Yesterday was my first time to vote as a member of INC. It was a major adjustment on my part because it was my first time to vote with a sample ballot—that sample ballot contained the list of candidates that our church decided to endorse.
During the past elections, it was my father who decides who to endorse. We had some disagreements in the past with regard to his choice of candidates and we, as his children, felt compelled to accept his choices. My father did not mention any candidate of his choice a day before the election but he borrowed my sample ballot and did not make any harsh comments on it.
It was the first automated election in Philippine history. I was there at the precint at 6:20 AM. The teachers were somewhat tensed, some members of the media were checking every details. The clustered precints resulted to a long queue of voters. I was lucky because I was early; I finished early.
I saw familiar faces at the precint. They recognized me, too and teased me that I gained weight. I saw the old library where I used to make my assignments. I saw the school grounds where we held our Girl Scout-related activities. I saw the big old trees where we used to play. I saw the major changes in my school.

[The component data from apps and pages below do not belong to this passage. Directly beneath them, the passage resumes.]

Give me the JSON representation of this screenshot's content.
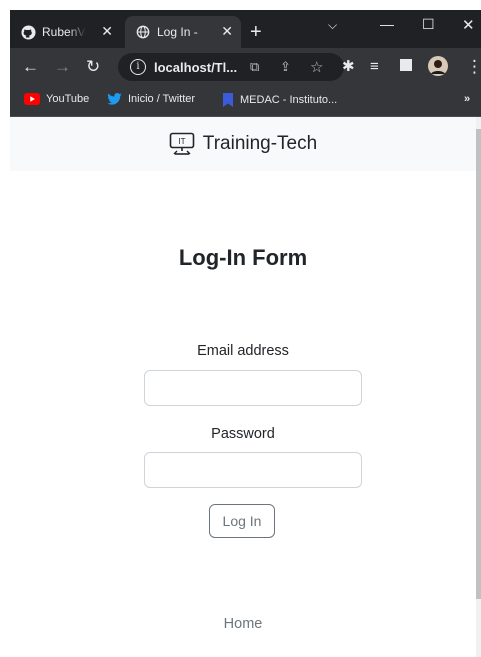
{
  "browser": {
    "tabs": [
      {
        "title": "RubenVa",
        "icon": "github-icon"
      },
      {
        "title": "Log In - ",
        "icon": "globe-icon",
        "active": true
      }
    ],
    "address": "localhost/Tl...",
    "bookmarks": [
      {
        "label": "YouTube",
        "icon": "youtube-icon",
        "color": "#ff0000"
      },
      {
        "label": "Inicio / Twitter",
        "icon": "twitter-icon",
        "color": "#1d9bf0"
      },
      {
        "label": "MEDAC - Instituto...",
        "icon": "bookmark-icon",
        "color": "#3b5bdb"
      }
    ],
    "overflow_label": "»"
  },
  "navbar": {
    "brand": "Training-Tech",
    "logo_text": "IT"
  },
  "form": {
    "title": "Log-In Form",
    "email_label": "Email address",
    "email_value": "",
    "password_label": "Password",
    "password_value": "",
    "submit_label": "Log In"
  },
  "footer": {
    "home_link": "Home"
  }
}
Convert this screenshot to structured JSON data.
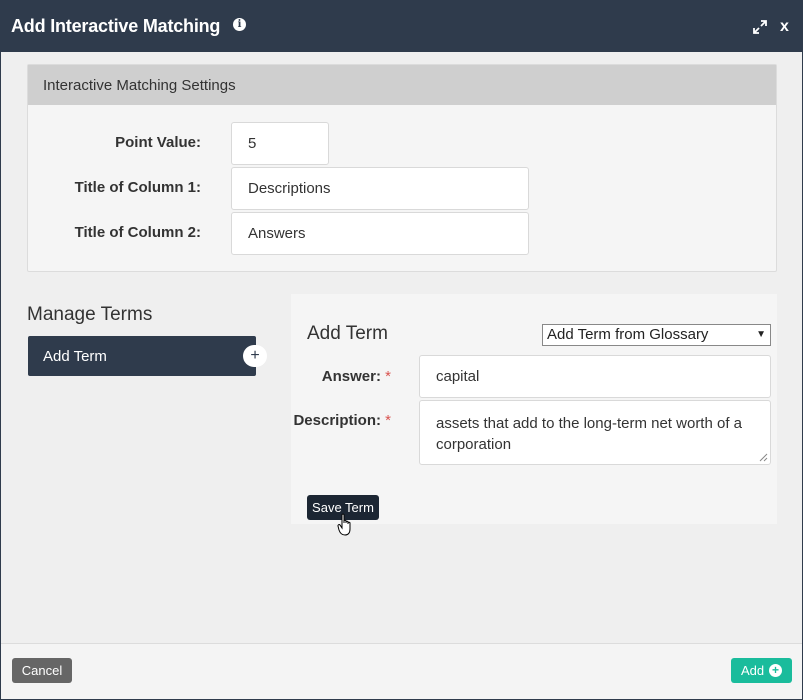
{
  "dialog": {
    "title": "Add Interactive Matching",
    "icons": {
      "info": "info-icon",
      "expand": "expand-icon",
      "close": "close-icon"
    },
    "close_label": "x"
  },
  "settings": {
    "header": "Interactive Matching Settings",
    "point_value_label": "Point Value:",
    "point_value": "5",
    "column1_label": "Title of Column 1:",
    "column1_value": "Descriptions",
    "column2_label": "Title of Column 2:",
    "column2_value": "Answers"
  },
  "manage_terms": {
    "title": "Manage Terms",
    "add_term_label": "Add Term",
    "plus_symbol": "+"
  },
  "add_term_form": {
    "title": "Add Term",
    "glossary_selected": "Add Term from Glossary",
    "answer_label": "Answer:",
    "answer_value": "capital",
    "description_label": "Description:",
    "description_value": "assets that add to the long-term net worth of a corporation",
    "required_mark": "*",
    "save_label": "Save Term"
  },
  "footer": {
    "cancel_label": "Cancel",
    "add_label": "Add"
  },
  "colors": {
    "header_bg": "#2f3b4c",
    "accent_green": "#1abc9c",
    "required_red": "#d9534f"
  }
}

Mesmerized as I was walking through the school grounds, I remembered what I went home for: the election. I was hoping that I would not see those familiar faces—faces that correlate with POLITICS. I may be of zero political value to some but of big political value to those who view INC endorsement as a sure ball way to win the election.